I recently represented a college student from this area on an assault and battery charge in the Belchertown District Court. Not only is that a criminal charge, but it is considered a crime of violence, despite only being a misdemeanor.
In my opinion, the charge should never have been brought because it stemmed from a situation which resulted in mutual combat between two willing, albeit intoxicated, participants. My client and the other combatant (each from different colleges-I will let you guess) basically had words and then threw down. In my day, the police would have let us go at it until we were tired, roughed us up a bit and then let us go (thank God because I would probably still be in jail, otherwise).
But because the fight took place in front of the police, both guys were arrested and charged. At court, each guy decided that they did not want to go forward against the other, now that the fog of war (and alcohol) had lifted and the reality of a criminal record was setting in. Because each was charged, each had the right not to testify against the other because of their 5th amendment rights.

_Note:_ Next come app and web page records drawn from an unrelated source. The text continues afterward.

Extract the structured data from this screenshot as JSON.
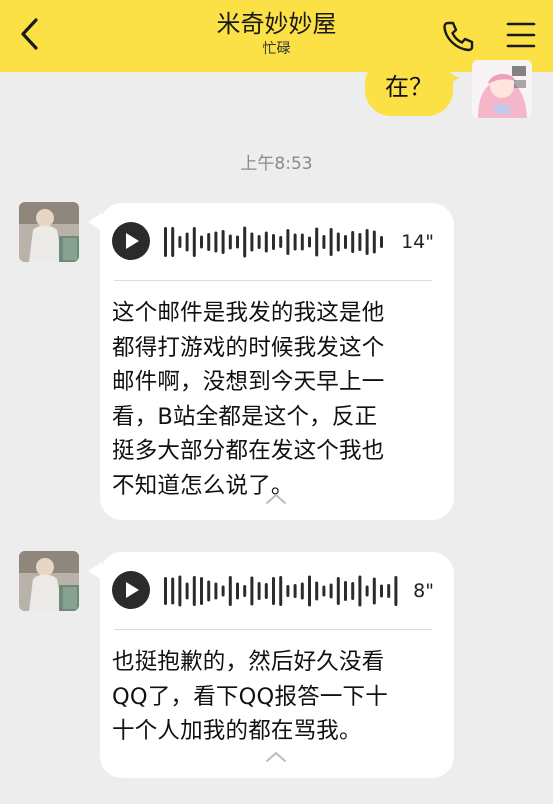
{
  "header": {
    "title": "米奇妙妙屋",
    "subtitle": "忙碌",
    "bg_color": "#fbe046"
  },
  "icons": {
    "back": "chevron-left-icon",
    "phone": "phone-icon",
    "menu": "menu-icon"
  },
  "messages": [
    {
      "type": "sent",
      "text": "在？"
    },
    {
      "type": "timestamp",
      "text": "上午8:53"
    },
    {
      "type": "voice",
      "duration": "14\"",
      "transcript": "这个邮件是我发的我这是他\n都得打游戏的时候我发这个\n邮件啊，没想到今天早上一\n看，B站全都是这个，反正\n挺多大部分都在发这个我也\n不知道怎么说了。"
    },
    {
      "type": "voice",
      "duration": "8\"",
      "transcript": "也挺抱歉的，然后好久没看\nQQ了，看下QQ报答一下十\n十个人加我的都在骂我。"
    }
  ]
}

Usually, this would have ended the case, but because the fight happened in front of the police, the Commonwealth could have gone forward without the actual “victim” testifying. Initially, the Commonwealth flexed its muscles and offered something that my client was not willing to accept. I agreed that he should not accept it too. So, trial was the only alternative and we set a course for the jury of 6 session. The Commonwealth finally decided that if my client did community service and paid some money (of course), they would dismiss the charge against him…done. I will next file the motion to seal his record to preserve his future career options.